A recent study, titled Time to Act, has investigated the impact of Shakespeare’s work on young people in schools.

Commissioned to investigate how the Royal Shakespeare Company’s (RSC) teaching approaches serve young people (based on comparisons between year five students in 45 schools, where these approaches both are and aren’t used), the study explored how both confidence and linguistic skills were augmented by the study of Shakespeare in a “rehearsal room” way – involving the speaking and delivering of Shakespeare’s lines and working on the play in an active way.

In the area of confidence, 17.3 per cent of those taught Shakespeare by teachers who had been trained by the RSC for an initial period, were more confident in their ability to work out what to do next when stuck, and 13.8 per cent more confident with language.

When it came to language, students were much more likely to use complex sentences and more sophisticated language, while also “demonstrating better inferencing skills, imagining what might come next”, according to the report.

The RSC’s approach involved customised rehearsal-room based activities, compared with standard curriculum approaches – where educators are asked to “imagine the students are the actors and the director is the teacher.”
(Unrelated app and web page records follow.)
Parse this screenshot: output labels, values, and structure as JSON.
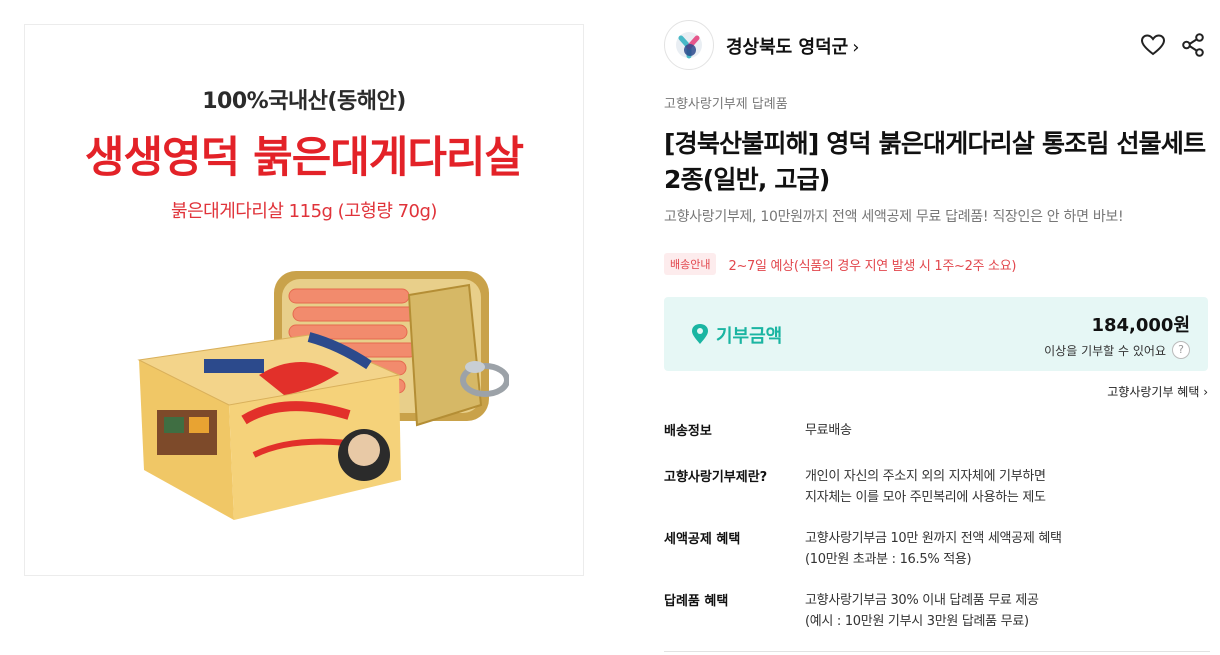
{
  "product_image": {
    "kicker": "100%국내산(동해안)",
    "headline": "생생영덕 붉은대게다리살",
    "subline": "붉은대게다리살 115g (고형량 70g)"
  },
  "seller": {
    "name": "경상북도 영덕군",
    "chevron": "›",
    "logo_icon": "yeongdeok-logo"
  },
  "product": {
    "category": "고향사랑기부제 답례품",
    "title": "[경북산불피해] 영덕 붉은대게다리살 통조림 선물세트 2종(일반, 고급)",
    "subtitle": "고향사랑기부제, 10만원까지 전액 세액공제 무료 답례품! 직장인은 안 하면 바보!"
  },
  "shipping_notice": {
    "badge": "배송안내",
    "text": "2~7일 예상(식품의 경우 지연 발생 시 1주~2주 소요)"
  },
  "donation": {
    "label": "기부금액",
    "amount": "184,000원",
    "note": "이상을 기부할 수 있어요",
    "help": "?"
  },
  "benefit_link": "고향사랑기부 혜택 ›",
  "info": [
    {
      "label": "배송정보",
      "lines": [
        "무료배송"
      ]
    },
    {
      "label": "고향사랑기부제란?",
      "lines": [
        "개인이 자신의 주소지 외의 지자체에 기부하면",
        "지자체는 이를 모아 주민복리에 사용하는 제도"
      ]
    },
    {
      "label": "세액공제 혜택",
      "lines": [
        "고향사랑기부금 10만 원까지 전액 세액공제 혜택",
        "(10만원 초과분 : 16.5% 적용)"
      ]
    },
    {
      "label": "답례품 혜택",
      "lines": [
        "고향사랑기부금 30% 이내 답례품 무료 제공",
        "(예시 : 10만원 기부시 3만원 답례품 무료)"
      ]
    }
  ],
  "colors": {
    "accent_teal": "#1bb5a2",
    "donation_bg": "#e6f7f5",
    "alert_red": "#e2474d",
    "headline_red": "#e32228"
  }
}
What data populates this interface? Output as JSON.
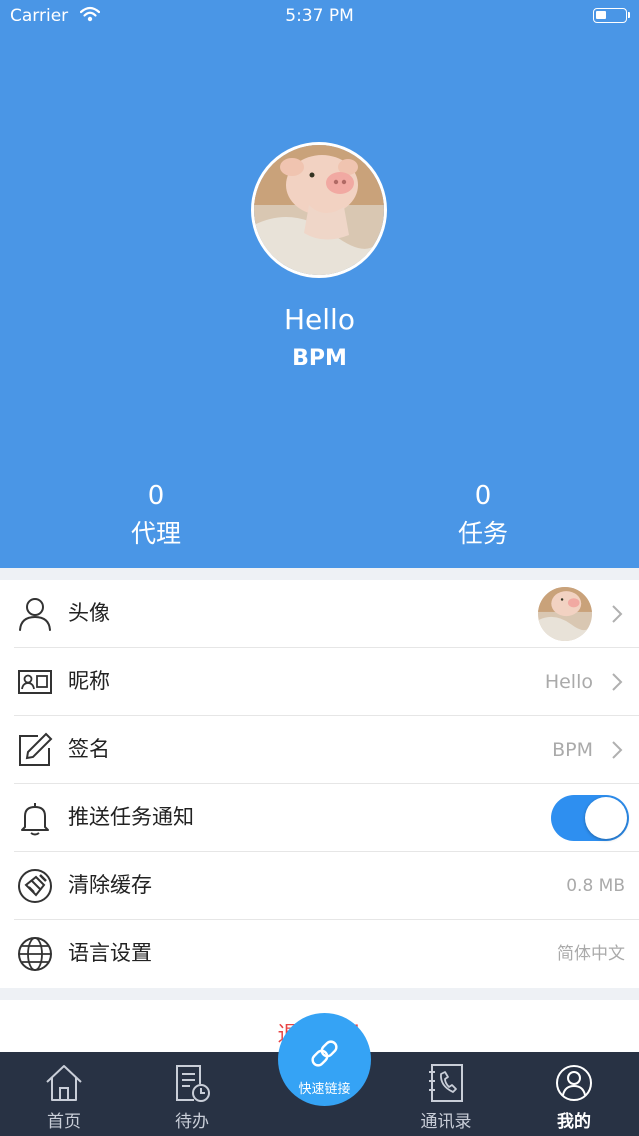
{
  "status_bar": {
    "carrier": "Carrier",
    "time": "5:37 PM"
  },
  "profile": {
    "nickname": "Hello",
    "signature": "BPM"
  },
  "stats": {
    "agent": {
      "value": "0",
      "label": "代理"
    },
    "task": {
      "value": "0",
      "label": "任务"
    }
  },
  "settings": {
    "avatar": {
      "label": "头像"
    },
    "nickname": {
      "label": "昵称",
      "value": "Hello"
    },
    "signature": {
      "label": "签名",
      "value": "BPM"
    },
    "push": {
      "label": "推送任务通知",
      "enabled": true
    },
    "cache": {
      "label": "清除缓存",
      "value": "0.8 MB"
    },
    "language": {
      "label": "语言设置",
      "value": "简体中文"
    }
  },
  "logout": {
    "label": "退出登录"
  },
  "tabbar": {
    "home": "首页",
    "todo": "待办",
    "quick_link": "快速链接",
    "contacts": "通讯录",
    "mine": "我的"
  },
  "colors": {
    "header": "#4a96e6",
    "toggle_on": "#2e8ff0",
    "logout_text": "#e84444",
    "tabbar_bg": "#283244",
    "fab": "#35a3f5"
  },
  "icons": {
    "avatar_row": "person-icon",
    "nickname_row": "id-card-icon",
    "signature_row": "pencil-icon",
    "push_row": "bell-icon",
    "cache_row": "broom-icon",
    "language_row": "globe-icon"
  }
}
The news comes at a time when local arts funding is under serious thread – with Birmingham City Council the latest to impose widespread cuts to its grants to major institutions.